The US dollar slumped on currency markets on Friday as traders betted that the US Federal Reserve would bring a pause to its cycle of interest rate hikes next week.
The euro surged to US$1.2874 around 2100 GMT, up from US$1.2805 late in New York on Thursday.
The single European currency had earlier shot past the US$1.29 mark to reach US$1.2909, its highest level since June 6.
The gains were largely promp-ted by the release of a monthly survey of the US jobs market which revealed that employment growth slowed considerably last month to 113,000 new positions.
Economists had expected nonfarm payrolls growth of 145,000 last month.
The pound leapt to US$1.9086, up from US$1.8880 late on Thursday, after receding from a high of US$1.9109 in earlier trading, its highest level against the dollar in seven months.
The greenback meanwhile slumped to ?114.43, compared with ?114.97 late on Thursday.
Some traders said the US dollar could weaken further still, especially if the US central bank suspends its rate hiking cycle which has lifted the fed funds rate to 5.25 percent.
The world's largest economy slowed markedly in the second quarter to a growth pace of just 2.5 percent, from the first quarter's red-hot expansion of 5.6 percent.
"The greenback could begin a protracted period of weakness as its primary benefit, an ever-rising interest rate yield, will now disappear from the investment horizon," said Boris Schlossberg of FX Capital Markets.
For foreign investors, the US dollar's appeal wanes if rates fail to rise as returns on their US holdings diminish.
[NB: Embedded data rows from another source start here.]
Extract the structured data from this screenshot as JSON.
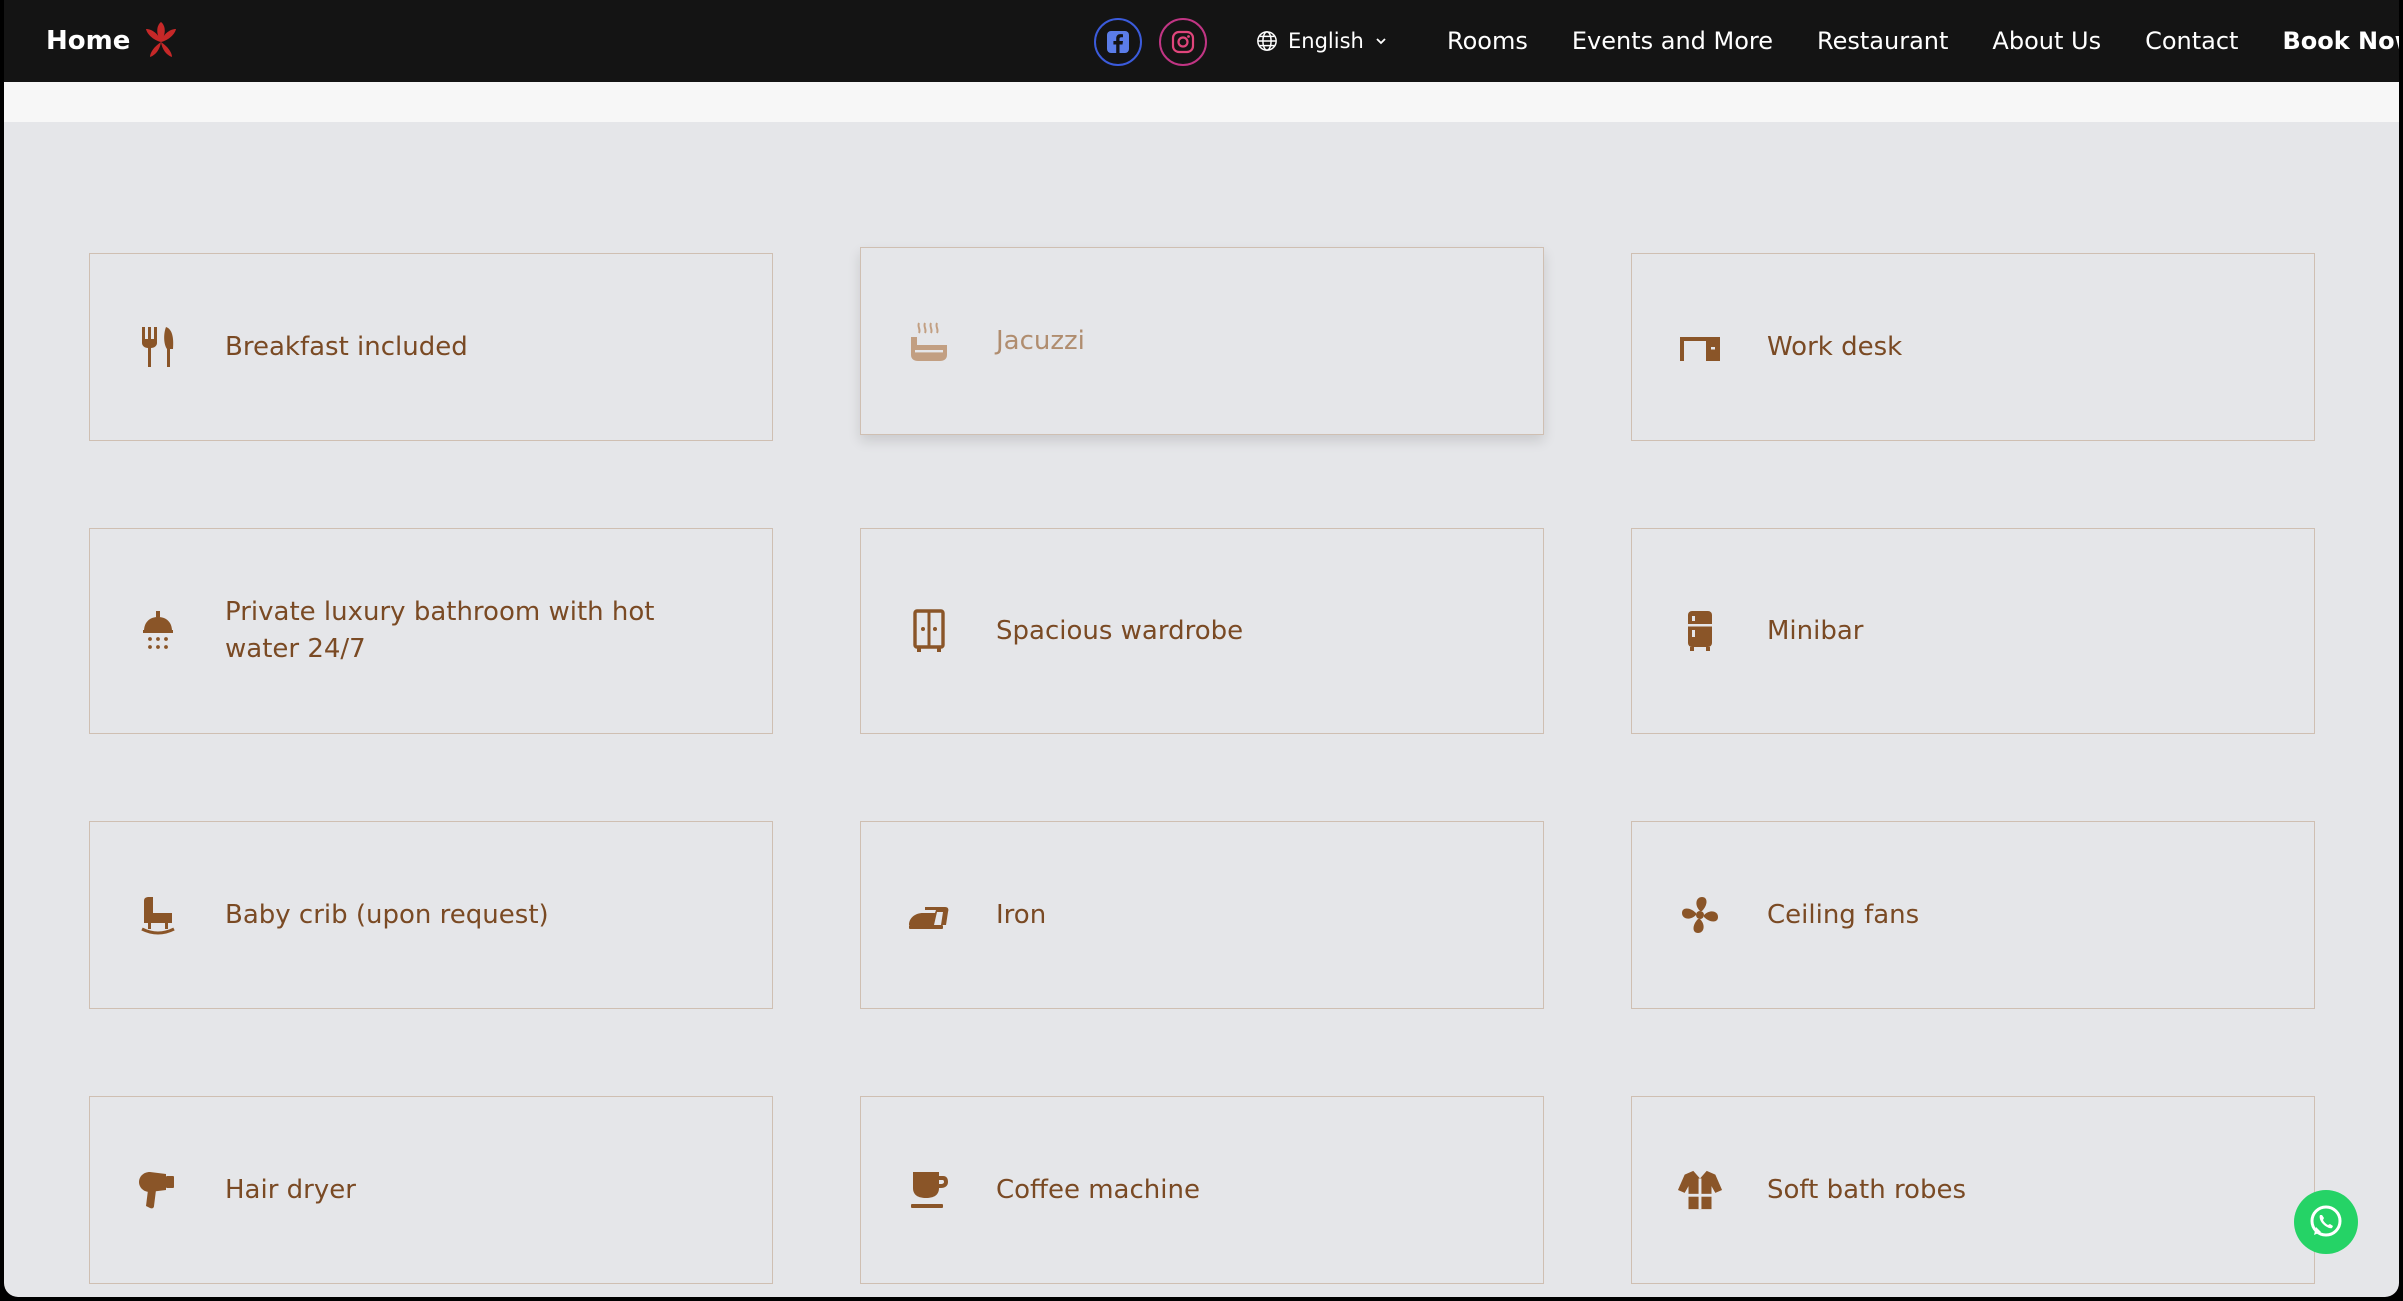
{
  "nav": {
    "brand": "Home",
    "language": "English",
    "items": [
      "Rooms",
      "Events and More",
      "Restaurant",
      "About Us",
      "Contact"
    ],
    "book_now": "Book Now"
  },
  "amenities": [
    {
      "label": "Breakfast included",
      "icon": "utensils-icon"
    },
    {
      "label": "Jacuzzi",
      "icon": "hot-tub-icon"
    },
    {
      "label": "Work desk",
      "icon": "desk-icon"
    },
    {
      "label": "Private luxury bathroom with hot water 24/7",
      "icon": "shower-icon"
    },
    {
      "label": "Spacious wardrobe",
      "icon": "wardrobe-icon"
    },
    {
      "label": "Minibar",
      "icon": "minibar-icon"
    },
    {
      "label": "Baby crib (upon request)",
      "icon": "baby-crib-icon"
    },
    {
      "label": "Iron",
      "icon": "iron-icon"
    },
    {
      "label": "Ceiling fans",
      "icon": "fan-icon"
    },
    {
      "label": "Hair dryer",
      "icon": "hair-dryer-icon"
    },
    {
      "label": "Coffee machine",
      "icon": "coffee-icon"
    },
    {
      "label": "Soft bath robes",
      "icon": "bathrobe-icon"
    }
  ],
  "colors": {
    "nav_bg": "#141414",
    "page_bg": "#e5e6e9",
    "accent_brown": "#7a4a24",
    "card_border": "#cfbfb2",
    "whatsapp": "#25d366"
  }
}
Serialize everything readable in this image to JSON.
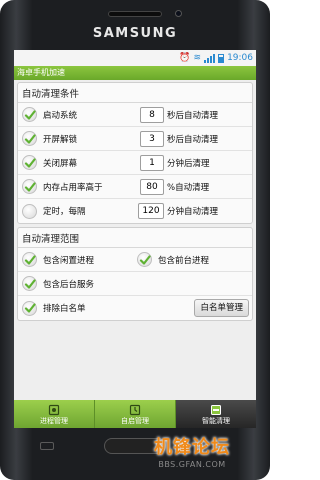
{
  "device": {
    "brand": "SAMSUNG"
  },
  "status_bar": {
    "time": "19:06"
  },
  "app": {
    "title": "海卓手机加速"
  },
  "auto_clean_conditions": {
    "title": "自动清理条件",
    "rows": [
      {
        "label": "启动系统",
        "value": "8",
        "suffix": "秒后自动清理",
        "checked": true
      },
      {
        "label": "开屏解锁",
        "value": "3",
        "suffix": "秒后自动清理",
        "checked": true
      },
      {
        "label": "关闭屏幕",
        "value": "1",
        "suffix": "分钟后清理",
        "checked": true
      },
      {
        "label": "内存占用率高于",
        "value": "80",
        "suffix": "%自动清理",
        "checked": true
      },
      {
        "label": "定时，每隔",
        "value": "120",
        "suffix": "分钟自动清理",
        "checked": false
      }
    ]
  },
  "auto_clean_scope": {
    "title": "自动清理范围",
    "include_idle": {
      "label": "包含闲置进程",
      "checked": true
    },
    "include_foreground": {
      "label": "包含前台进程",
      "checked": true
    },
    "include_background_services": {
      "label": "包含后台服务",
      "checked": true
    },
    "exclude_whitelist": {
      "label": "排除白名单",
      "checked": true
    },
    "whitelist_button": "白名单管理"
  },
  "tabs": [
    {
      "label": "进程管理",
      "active": false
    },
    {
      "label": "自启管理",
      "active": false
    },
    {
      "label": "智能清理",
      "active": true
    }
  ],
  "watermark": {
    "main": "机锋论坛",
    "sub": "BBS.GFAN.COM"
  },
  "colors": {
    "accent_green": "#7ab536",
    "check_green": "#5fb233",
    "active_tab": "#333333"
  }
}
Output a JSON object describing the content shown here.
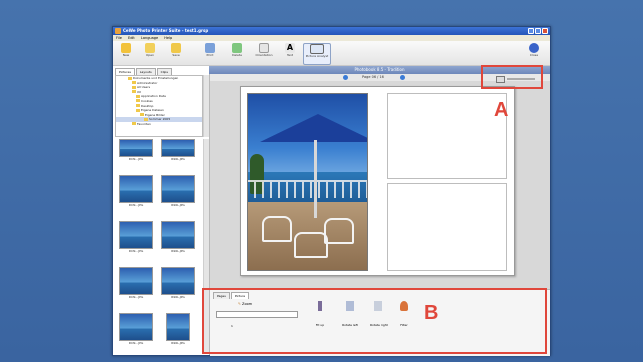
{
  "window": {
    "title": "CeWe Photo Printer Suite - test1.grsp"
  },
  "menu": [
    "File",
    "Edit",
    "Language",
    "Help"
  ],
  "toolbar": [
    {
      "label": "New",
      "icon": "new-icon",
      "color": "#f2c23b"
    },
    {
      "label": "Open",
      "icon": "open-icon",
      "color": "#f2d05a"
    },
    {
      "label": "Save",
      "icon": "save-icon",
      "color": "#f0c84a"
    },
    {
      "label": "Print",
      "icon": "print-icon",
      "color": "#7aa0d9"
    },
    {
      "label": "Delete",
      "icon": "delete-icon",
      "color": "#7fc77f"
    },
    {
      "label": "Orientation",
      "icon": "orientation-icon",
      "color": "#e5e5e5"
    },
    {
      "label": "Text",
      "icon": "text-icon",
      "color": "#e8e8e8"
    },
    {
      "label": "Picture Analyst",
      "icon": "picture-analyst-icon",
      "color": "#dde6f5"
    },
    {
      "label": "Close",
      "icon": "close-icon",
      "color": "#3a63c9"
    }
  ],
  "pathbar": "Photobook 8.5 - Tradition",
  "left_tabs": [
    "Pictures",
    "Layouts",
    "Clips"
  ],
  "tree": [
    "Dokumente und Einstellungen",
    "Administrator",
    "All Users",
    "XX",
    "Application Data",
    "Cookies",
    "Desktop",
    "Eigene Dateien",
    "Eigene Bilder",
    "Sommer 2005",
    "Favoriten"
  ],
  "thumbnails": [
    "DCN...JPG",
    "R96L.JPG",
    "DCN...JPG",
    "R96L.JPG",
    "DCN...JPG",
    "R96L.JPG",
    "DCN...JPG",
    "R96L.JPG",
    "DCN...JPG",
    "R96L.JPG"
  ],
  "page_indicator": "Page 06 / 16",
  "bottom_tabs": [
    "Pages",
    "Picture"
  ],
  "zoom_label": "Zoom",
  "zoom_value": "1",
  "tools": [
    {
      "label": "Fit up",
      "icon": "fit-icon"
    },
    {
      "label": "Rotate left",
      "icon": "rotate-left-icon"
    },
    {
      "label": "Rotate right",
      "icon": "rotate-right-icon"
    },
    {
      "label": "Filter",
      "icon": "filter-icon"
    }
  ],
  "callouts": {
    "a": "A",
    "b": "B"
  },
  "colors": {
    "accent": "#e0473b",
    "titlebar": "#2455b8",
    "desktop": "#3f6aa6"
  }
}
The British pound was still flying high after the Bank of England on Thursday unleashed a surprise hike in interest rates to 4.75 percent.
The European Central Bank also announced a rate hike on Thursday, lifting its "refi" refinancing rate to 3.0 percent.
All eyes are now on the Fed ahead of Tuesday's meeting, but opinion is divided on whether its members will back a rate hike or suspend the recent rate hiking cycle.
"We look for them to leave the rate unchanged for a long period and not just a short-term pause," Societe Generale economist Stephen Gallagher said.
However, SW Bach analyst Peter Cardillo said: "The surprise could be no pause. That could still happen."
At 2100 GMT, the US dollar bought 1.2233 Swiss francs from 1.2308 late on Thursday.